BY TOM BUSSELBERG
CENTERVILLE — O’Brien Glass Products is now middle-aged.
The long-time business in downtown Centerville at 55 E. 400 South is celebrating 40 years of operation by Gary and Lois O’Brien and family.
It started in 1972 in part of what was an old Shamrock gas station on Main Street where Cutler’s Cookies is now, Gary O’Brien said.
With a $500 loan from his dad, he ran the station,. He has kept it open later than any other in Centerville.
That brought a lot of late-night business, mixed with a deal on gas and glass.
“We sold gas for 35 cents a gallon in those days. We’d offer 10 gallons of gas free if a customer had us install a $50 windshield,” Gary O’Brien said.
“We did a tremendous business. We were one of the biggest windshield shops in the area for a number of years,” he said.
Sale of the gas station forced the O’Briens to move to their current spot, where they initially built a 40 foot by 60 foot building. It has since been expanded five times.
“We paid for things as we went along,” he said, and the company always stayed out of debt.
Adapting to the times, the firm left windshield work behind and turned to window and mirror specialization tied to new home construction.
Its clients have included construction giant Ivory Homes and relative newcomers Woodside and Brighton homes.
The firm grew to 60 employees at one time but has downsized, in part due to the recent recession, and now has 18.
Business is looking up, though. The firm has received glass and mirror contracts for such Davis County construction projects as the 300-unit Park Lane Apartments in Farmington and the Legacy Village senior citizen community in Layton, along with other assisted living facilities from Spanish Fork to Brigham City.
Gary O’Brien has been active in state and national homebuilders’ associations for years, where he has held leadership positions. He was also instrumental in organizing the first Davis County home shows. In addition, he served as president of the old South Davis Chamber of Commerce and the Oakridge Country Club.
Gary O’Brien could have easily followed in his dad’s footsteps as a mechanic but as fate would have it, the old Intermountain Glass in downtown Bountiful offered him 50 cents an hour as a junior high student, quite a raise from the 35 cents an hour that France Auto, which shared the building, could pay.

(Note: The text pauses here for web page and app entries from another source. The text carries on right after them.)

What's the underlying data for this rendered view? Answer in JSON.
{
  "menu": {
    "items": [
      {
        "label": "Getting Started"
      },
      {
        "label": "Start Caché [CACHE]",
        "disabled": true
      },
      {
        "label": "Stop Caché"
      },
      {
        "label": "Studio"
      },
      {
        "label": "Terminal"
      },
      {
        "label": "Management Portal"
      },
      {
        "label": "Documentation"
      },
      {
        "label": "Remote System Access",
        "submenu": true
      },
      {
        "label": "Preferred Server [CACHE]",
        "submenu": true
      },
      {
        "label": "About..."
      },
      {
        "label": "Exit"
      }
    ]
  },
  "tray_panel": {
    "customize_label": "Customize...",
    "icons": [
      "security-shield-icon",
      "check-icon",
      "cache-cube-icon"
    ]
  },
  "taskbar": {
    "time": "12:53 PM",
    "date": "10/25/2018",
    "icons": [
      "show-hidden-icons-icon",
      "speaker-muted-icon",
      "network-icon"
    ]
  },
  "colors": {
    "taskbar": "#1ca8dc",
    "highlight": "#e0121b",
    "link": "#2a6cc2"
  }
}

“Big enough to do the job, small enough to care” is the motto Gary and Lois O’Brien have followed in their business dealings over the years.
Gary and Lois have seven children, 30 grandchildren and 25 great-grandchildren.
They were thinking of retiring, but have put that off, at least for now. However, the couple bought a home in Casa Grande, Ariz., where they plan to spend at least a couple of weeks this winter.
But it’s more likely than not, you’ll find them at the store.